Now, while I do think Ms. Blanco helps the reader to identify the struggles and trauma of someone who is bullied, I also feel like she perpetuates a strong “victim mentality” which is NOT helpful nor conducive to the healing of the bullied individual. Maintaining that victim mentality often makes relating to peers even more difficult. I hesitate saying this because it is so important for the victimized child to be heard. But common threads throughout the book are that Jodee seems to consider herself morally and ethically superior to her peers (and makes this obvious in how she attempts to relate to them), consistently pursues relationships with people who want nothing to do with her (while seemingingly able to get along with people on the debate teams, writing clubs, and theater groups she joins), and appealing to parents who spoil her by giving her whatever she wants. These were some of the elements of this book that just did not ring true with me.
Yes, bullying is a horrible reality. I have personal experience with it. What is not realistic is that the bullied victim is always some kind of misunderstood saint. Quite often, the bully/victim scenario is NOT one-sided. A case in point: I had two students, one of whom was a known bully. The students were often supervised closely to ensure that they had little contact. Both students were instructed to stay away from each other. For the most part, the “bully” abided by this. However, the “victim” was observed not just by me, but by other adults to continually come around the bully, attempting to engage in conversation or play with him. I realize that the “victim’s” insecurities fed into him wanting to be accepted by the bully, but at what cost? Lots of time was wasted on crisis control, which could have been avoided if the “victim” had simply played with peers who already were friendly towards him.
This book would have more credibility for me, if Ms. Blanco’s experiences had been balanced with concrete examples and strategies (perhaps in collaboration with a knowledgeable psychologist) on how she could have dealt more appropriately with her social difficulties.
Disclaimer: I received this book for free from Booksneeze.com. My opinions are my own.
In working to become ever mindful of the blessings of God in my life, it has occurred to me recently all the blessings that are taken in through our physical senses; Our neurological workings designed and created by an all-powerful God that give us our senses of sight, hearing, smell, touch, and taste.
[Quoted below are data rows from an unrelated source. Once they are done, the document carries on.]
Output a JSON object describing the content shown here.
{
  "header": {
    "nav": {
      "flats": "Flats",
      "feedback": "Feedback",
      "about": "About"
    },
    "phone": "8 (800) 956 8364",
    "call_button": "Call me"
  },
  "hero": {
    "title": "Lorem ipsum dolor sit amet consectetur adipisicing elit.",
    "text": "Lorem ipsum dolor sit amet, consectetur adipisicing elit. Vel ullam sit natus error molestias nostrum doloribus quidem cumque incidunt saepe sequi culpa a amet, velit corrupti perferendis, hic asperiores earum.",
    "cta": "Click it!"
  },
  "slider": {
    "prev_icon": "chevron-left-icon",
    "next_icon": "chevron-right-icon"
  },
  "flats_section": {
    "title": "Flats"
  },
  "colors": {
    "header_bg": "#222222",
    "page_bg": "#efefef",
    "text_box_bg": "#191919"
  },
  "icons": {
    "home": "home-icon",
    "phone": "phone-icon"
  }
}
We are “remarkably and wonderfully made” as described in Psalm 139. It becomes clear that God is relentlessly pursuing and loving on His people.
Thanking Him for…
689. the smell of sunscreen
690. the smell of pool chlorine
691. freshly washed little girl hair
692. freshly washed bedding
693. a freshly washed Boo-Boo Bear (he was really starting to have an odor, LOL)
694. the smell of garlic and onion cooking
695. the smell of the familiar perfume of friends
696. the smell of a classroom
697. the smell of new books (a personal favorite! fresh, clean pages, ahhh… an e-reader just does NOT compare:))
698. the smell of old books
699. the smell of roses
700. the smell of coffee brewing
701. the smell of fancy hand lotion (makes me feel so decadent)